- Will vaccinating children kill elderly people? No.
- Should children remain unvaccinated because COVID kills more older people or because more children die of suicide? No.
- Should we let babies get COVID? No.
- Should every public health measure be studied in a massive randomized-controlled trial in the middle of a raging pandemic? No.
- Were claims that 20%-60% of adults would be infected “substantially exaggerated”? No
- Is it appropriate for a senior scientist to discuss the physical appearance of a junior scientist who disagrees with him? No.
- Are vaccine side-effects worse than death for children? No.
- Were we overestimating COVID infections by 50-80 fold at the start of the pandemic? No.
- Is it acceptable to truncate graphs and omit key information to mislead readers?

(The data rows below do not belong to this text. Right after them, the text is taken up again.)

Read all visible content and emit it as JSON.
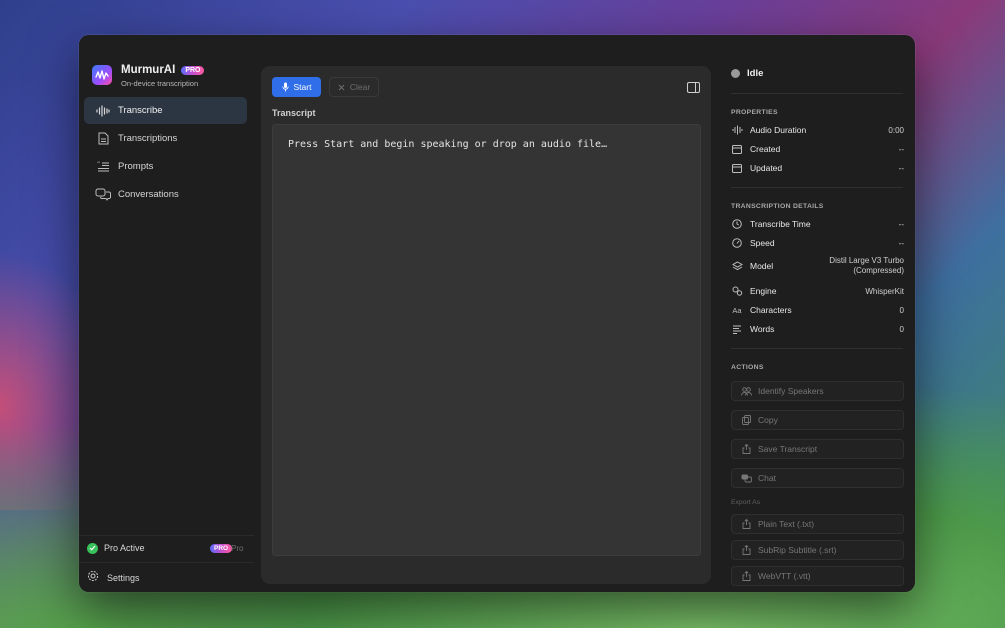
{
  "app": {
    "name": "MurmurAI",
    "badge": "PRO",
    "subtitle": "On-device transcription"
  },
  "sidebar": {
    "items": [
      {
        "label": "Transcribe",
        "icon": "waveform-icon",
        "active": true
      },
      {
        "label": "Transcriptions",
        "icon": "document-icon",
        "active": false
      },
      {
        "label": "Prompts",
        "icon": "prompt-list-icon",
        "active": false
      },
      {
        "label": "Conversations",
        "icon": "chat-bubbles-icon",
        "active": false
      }
    ],
    "pro_status": {
      "label": "Pro Active",
      "badge": "PRO",
      "text": "Pro"
    },
    "settings_label": "Settings"
  },
  "toolbar": {
    "start_label": "Start",
    "clear_label": "Clear"
  },
  "transcript": {
    "label": "Transcript",
    "placeholder": "Press Start and begin speaking or drop an audio file…"
  },
  "inspector": {
    "status": "Idle",
    "properties": {
      "title": "PROPERTIES",
      "rows": [
        {
          "label": "Audio Duration",
          "value": "0:00",
          "icon": "waveform-icon"
        },
        {
          "label": "Created",
          "value": "--",
          "icon": "calendar-icon"
        },
        {
          "label": "Updated",
          "value": "--",
          "icon": "calendar-icon"
        }
      ]
    },
    "details": {
      "title": "TRANSCRIPTION DETAILS",
      "rows": [
        {
          "label": "Transcribe Time",
          "value": "--",
          "icon": "clock-icon"
        },
        {
          "label": "Speed",
          "value": "--",
          "icon": "speedometer-icon"
        },
        {
          "label": "Model",
          "value_line1": "Distil Large V3 Turbo",
          "value_line2": "(Compressed)",
          "icon": "layers-icon"
        },
        {
          "label": "Engine",
          "value": "WhisperKit",
          "icon": "gears-icon"
        },
        {
          "label": "Characters",
          "value": "0",
          "icon": "text-size-icon"
        },
        {
          "label": "Words",
          "value": "0",
          "icon": "text-lines-icon"
        }
      ]
    },
    "actions": {
      "title": "ACTIONS",
      "buttons": [
        {
          "label": "Identify Speakers",
          "icon": "people-icon"
        },
        {
          "label": "Copy",
          "icon": "copy-icon"
        },
        {
          "label": "Save Transcript",
          "icon": "share-icon"
        },
        {
          "label": "Chat",
          "icon": "chat-bubbles-icon"
        }
      ],
      "export_label": "Export As",
      "exports": [
        {
          "label": "Plain Text (.txt)",
          "icon": "share-icon"
        },
        {
          "label": "SubRip Subtitle (.srt)",
          "icon": "share-icon"
        },
        {
          "label": "WebVTT (.vtt)",
          "icon": "share-icon"
        }
      ]
    }
  },
  "colors": {
    "accent": "#2f6ee8",
    "pro_active": "#37c15a",
    "window_bg": "#1e1e1e",
    "panel_bg": "#2b2b2b"
  }
}
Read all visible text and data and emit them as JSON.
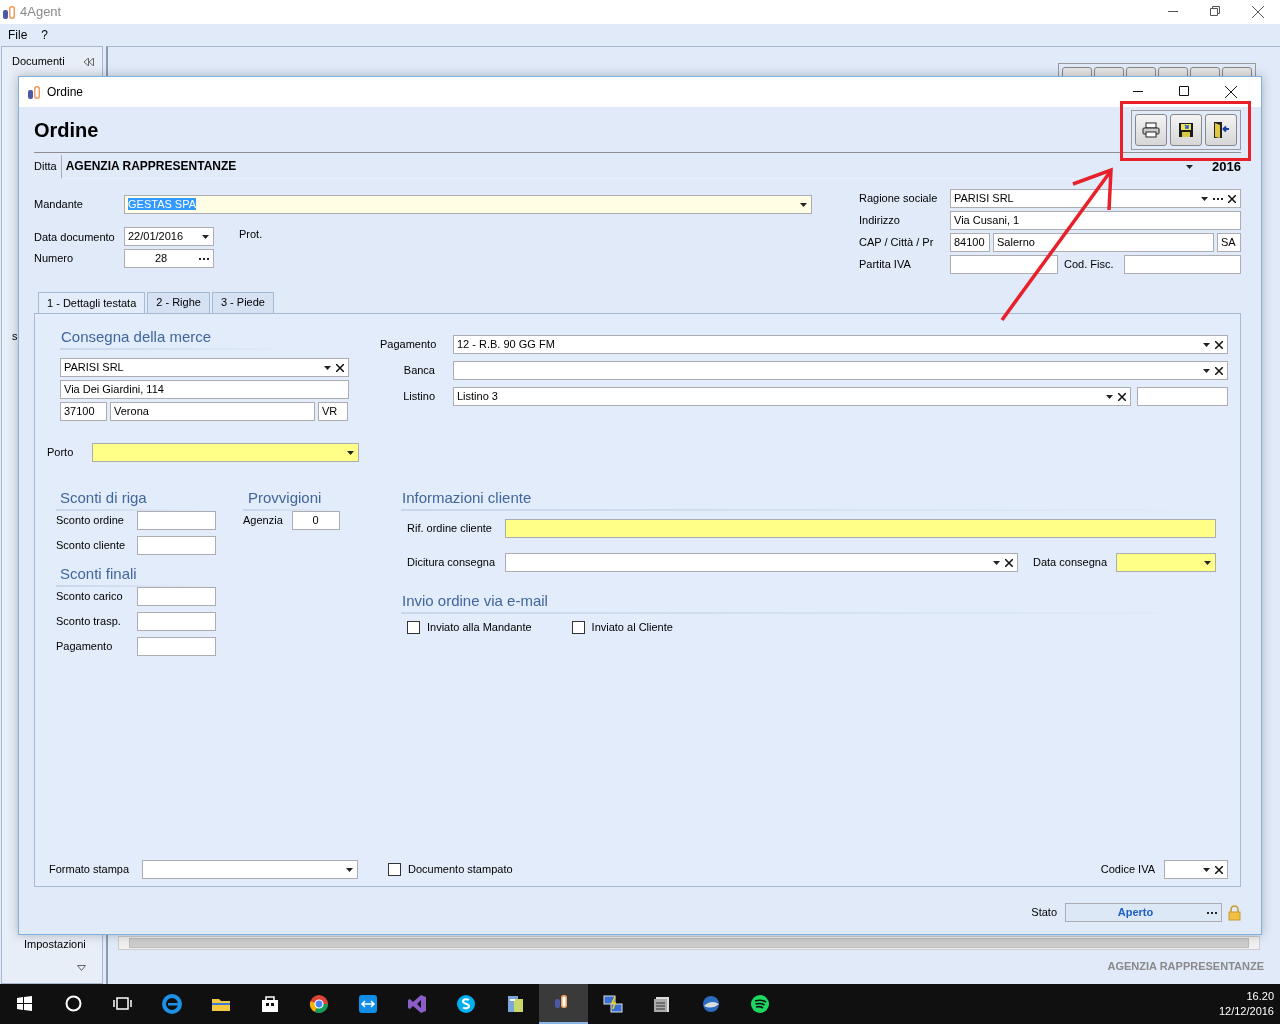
{
  "app": {
    "title": "4Agent",
    "menu": [
      "File",
      "?"
    ]
  },
  "sidebar": {
    "header": "Documenti",
    "fragment": "s",
    "footer": "Impostazioni"
  },
  "main": {
    "footer": "AGENZIA RAPPRESENTANZE"
  },
  "dialog": {
    "title": "Ordine",
    "heading": "Ordine",
    "ditta": {
      "label": "Ditta",
      "value": "AGENZIA RAPPRESENTANZE",
      "year": "2016"
    },
    "documento": [
      {
        "label": "Mandante",
        "value": "GESTAS SPA",
        "kind": "combo",
        "focused": true,
        "text_selected": true
      },
      {
        "label": "Data documento",
        "value": "22/01/2016",
        "kind": "combo"
      },
      {
        "label": "Numero",
        "value": "28",
        "kind": "dots",
        "centered": true
      }
    ],
    "prot": "Prot.",
    "cliente": {
      "ragione_sociale": {
        "label": "Ragione sociale",
        "value": "PARISI SRL",
        "kind": "lookup"
      },
      "indirizzo": {
        "label": "Indirizzo",
        "value": "Via Cusani, 1"
      },
      "citta": {
        "label": "CAP / Città / Pr",
        "cap": "84100",
        "citta": "Salerno",
        "provincia": "SA"
      },
      "partita_iva": {
        "label": "Partita IVA"
      },
      "cod_fisc": {
        "label": "Cod. Fisc."
      }
    },
    "tabs": [
      {
        "label": "1 - Dettagli testata",
        "selected": true
      },
      {
        "label": "2 - Righe",
        "selected": false
      },
      {
        "label": "3 - Piede",
        "selected": false
      }
    ],
    "consegna": {
      "heading": "Consegna della merce",
      "destinatario": {
        "value": "PARISI SRL",
        "kind": "combo-clear"
      },
      "indirizzo": "Via Dei Giardini, 114",
      "cap": "37100",
      "citta": "Verona",
      "provincia": "VR"
    },
    "porto": {
      "label": "Porto",
      "kind": "combo",
      "required": true
    },
    "pagamento": [
      {
        "label": "Pagamento",
        "value": "12 - R.B. 90 GG FM",
        "kind": "combo-clear"
      },
      {
        "label": "Banca",
        "kind": "combo-clear"
      },
      {
        "label": "Listino",
        "value": "Listino 3",
        "kind": "combo-clear",
        "side_field": true
      }
    ],
    "sconti_riga": {
      "heading": "Sconti di riga",
      "fields": [
        {
          "label": "Sconto ordine"
        },
        {
          "label": "Sconto cliente"
        }
      ]
    },
    "sconti_finali": {
      "heading": "Sconti finali",
      "fields": [
        {
          "label": "Sconto carico"
        },
        {
          "label": "Sconto trasp."
        },
        {
          "label": "Pagamento"
        }
      ]
    },
    "provvigioni": {
      "heading": "Provvigioni",
      "fields": [
        {
          "label": "Agenzia",
          "value": "0",
          "centered": true
        }
      ]
    },
    "informazioni_cliente": {
      "heading": "Informazioni cliente",
      "rif": {
        "label": "Rif. ordine cliente",
        "required": true
      },
      "dicitura": {
        "label": "Dicitura consegna",
        "kind": "combo-clear"
      },
      "data_consegna": {
        "label": "Data consegna",
        "kind": "combo",
        "required": true
      }
    },
    "invio_email": {
      "heading": "Invio ordine via e-mail",
      "options": [
        {
          "label": "Inviato alla Mandante",
          "checked": false
        },
        {
          "label": "Inviato al Cliente",
          "checked": false
        }
      ]
    },
    "formato_stampa": {
      "label": "Formato stampa",
      "kind": "combo"
    },
    "documento_stampato": {
      "label": "Documento stampato",
      "checked": false
    },
    "codice_iva": {
      "label": "Codice IVA",
      "kind": "combo-clear"
    },
    "stato": {
      "label": "Stato",
      "value": "Aperto",
      "kind": "dots",
      "locked": true
    }
  },
  "taskbar": {
    "time": "16.20",
    "date": "12/12/2016"
  }
}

No and no.
There’s no shortage of thoughtful criticisms of Drs. Prasad and Ioannidis. However, to the best of my knowledge, they have mostly pretended this material doesn’t exist. In their latest article, they didn’t point out any errors they felt their critics may have made. This article was all about the form and style of their critics, not about facts and science. Maybe their next collaboration can be a response to any of the dozens of the substantive criticisms of their work. There’s a first time for everything.
Obviously, no one owes us anything. Drs. Prasad and Ioannidis have every right to ignore the “obsessive critics” at SBM. But this neglect appears to be their policy towards all constructive criticism. They rarely, if ever, engage with anyone who is willing to challenge them on their past statements. Despite their professed love for discussion and debate, they seem only willing to be queried by interviewers – often each other – who lavish them with praise, lob softball questions, and let questionable claims go unchallenged. For example, when Dr. Ioannidis said his “original intuition” about our pandemic response “might have been correct”, I would have asked a few follow-up questions about the passage below. Dr. Prasad did not.
But notice how the spotlight has been diverted. Drs. Prasad and Ioannidis want their critics on the defensive, a technique known as DARVO. Suddenly, everyone is debating how to debate, instead of actually debating. And every moment spent debating who can say what to whom and how and where they should say it, is time not spent talking about doctors who repeatedly underestimated the virus and successfully campaigned to ensure tens of millions of children and young adults contracted it before they were vaccinated.
I wonder why Drs. Prasad and Ioannidis don’t want to engage with their critics on these topics?